** EXERCISE INPUT follows **

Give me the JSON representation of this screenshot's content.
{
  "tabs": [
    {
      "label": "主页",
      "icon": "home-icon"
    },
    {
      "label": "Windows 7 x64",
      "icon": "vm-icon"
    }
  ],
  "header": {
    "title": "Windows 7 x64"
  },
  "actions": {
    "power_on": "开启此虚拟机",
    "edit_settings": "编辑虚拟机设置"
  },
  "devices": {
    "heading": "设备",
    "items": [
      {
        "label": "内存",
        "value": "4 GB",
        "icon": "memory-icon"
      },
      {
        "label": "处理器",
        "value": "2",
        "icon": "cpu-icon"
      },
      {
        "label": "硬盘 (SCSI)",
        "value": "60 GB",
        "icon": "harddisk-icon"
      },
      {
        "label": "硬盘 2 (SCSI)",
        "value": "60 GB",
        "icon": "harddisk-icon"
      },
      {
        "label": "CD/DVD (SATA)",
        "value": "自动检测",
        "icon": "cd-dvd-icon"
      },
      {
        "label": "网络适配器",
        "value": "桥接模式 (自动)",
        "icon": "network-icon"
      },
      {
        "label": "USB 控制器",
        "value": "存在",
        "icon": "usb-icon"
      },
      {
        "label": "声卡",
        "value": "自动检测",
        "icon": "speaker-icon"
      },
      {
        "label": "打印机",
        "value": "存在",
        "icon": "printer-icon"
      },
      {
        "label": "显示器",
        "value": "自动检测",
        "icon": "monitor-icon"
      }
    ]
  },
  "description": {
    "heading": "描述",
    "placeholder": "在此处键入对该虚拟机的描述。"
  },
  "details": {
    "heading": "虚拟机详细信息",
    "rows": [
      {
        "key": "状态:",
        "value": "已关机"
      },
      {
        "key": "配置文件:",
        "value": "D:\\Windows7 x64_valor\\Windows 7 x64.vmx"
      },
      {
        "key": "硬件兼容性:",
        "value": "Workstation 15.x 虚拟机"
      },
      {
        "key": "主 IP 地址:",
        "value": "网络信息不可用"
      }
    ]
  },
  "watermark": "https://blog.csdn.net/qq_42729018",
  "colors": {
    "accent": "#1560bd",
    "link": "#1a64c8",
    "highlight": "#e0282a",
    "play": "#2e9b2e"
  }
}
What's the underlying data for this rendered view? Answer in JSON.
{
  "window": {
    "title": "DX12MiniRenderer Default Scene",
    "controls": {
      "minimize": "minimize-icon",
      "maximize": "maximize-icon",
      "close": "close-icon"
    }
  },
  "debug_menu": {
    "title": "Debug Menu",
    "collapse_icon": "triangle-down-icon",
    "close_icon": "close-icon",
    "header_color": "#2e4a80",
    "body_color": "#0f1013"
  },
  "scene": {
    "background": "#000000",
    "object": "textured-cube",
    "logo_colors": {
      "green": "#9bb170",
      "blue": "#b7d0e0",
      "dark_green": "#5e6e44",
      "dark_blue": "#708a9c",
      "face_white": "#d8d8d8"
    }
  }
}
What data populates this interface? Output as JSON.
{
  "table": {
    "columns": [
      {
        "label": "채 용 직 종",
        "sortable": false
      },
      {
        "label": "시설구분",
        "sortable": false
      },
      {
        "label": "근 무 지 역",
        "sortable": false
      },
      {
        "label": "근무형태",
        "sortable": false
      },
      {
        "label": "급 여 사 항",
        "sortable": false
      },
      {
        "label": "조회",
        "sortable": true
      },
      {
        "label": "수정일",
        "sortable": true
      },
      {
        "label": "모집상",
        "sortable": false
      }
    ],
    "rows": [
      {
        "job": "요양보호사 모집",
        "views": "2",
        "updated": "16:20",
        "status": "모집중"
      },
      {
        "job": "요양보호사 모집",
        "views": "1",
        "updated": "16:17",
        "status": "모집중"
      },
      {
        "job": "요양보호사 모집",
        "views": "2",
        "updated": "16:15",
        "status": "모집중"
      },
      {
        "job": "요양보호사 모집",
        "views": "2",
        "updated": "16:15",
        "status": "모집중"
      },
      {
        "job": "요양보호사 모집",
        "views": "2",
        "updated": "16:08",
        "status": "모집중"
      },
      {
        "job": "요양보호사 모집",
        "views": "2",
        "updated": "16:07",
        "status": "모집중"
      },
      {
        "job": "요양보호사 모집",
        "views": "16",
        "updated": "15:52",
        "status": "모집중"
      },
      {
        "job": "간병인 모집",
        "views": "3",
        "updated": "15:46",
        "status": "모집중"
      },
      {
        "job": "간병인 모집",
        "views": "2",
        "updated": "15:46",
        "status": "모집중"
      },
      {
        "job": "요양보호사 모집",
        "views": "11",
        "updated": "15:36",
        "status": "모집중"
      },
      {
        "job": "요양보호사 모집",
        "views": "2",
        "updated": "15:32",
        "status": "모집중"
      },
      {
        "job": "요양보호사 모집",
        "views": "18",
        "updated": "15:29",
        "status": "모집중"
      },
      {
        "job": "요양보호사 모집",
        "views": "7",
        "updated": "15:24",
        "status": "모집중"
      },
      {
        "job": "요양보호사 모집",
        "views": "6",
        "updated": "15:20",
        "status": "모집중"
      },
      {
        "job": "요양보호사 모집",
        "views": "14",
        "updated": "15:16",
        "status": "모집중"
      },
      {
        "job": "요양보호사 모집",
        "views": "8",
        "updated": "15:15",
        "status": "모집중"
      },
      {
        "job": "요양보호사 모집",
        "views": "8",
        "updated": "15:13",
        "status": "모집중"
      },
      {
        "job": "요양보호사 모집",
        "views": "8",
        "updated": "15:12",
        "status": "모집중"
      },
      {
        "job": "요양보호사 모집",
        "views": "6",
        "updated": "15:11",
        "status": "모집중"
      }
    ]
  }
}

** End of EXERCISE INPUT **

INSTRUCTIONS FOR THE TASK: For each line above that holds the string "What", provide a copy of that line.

WRITTEN RESPONSE:
What's the underlying data for this rendered view? Answer in JSON.
What data populates this interface? Output as JSON.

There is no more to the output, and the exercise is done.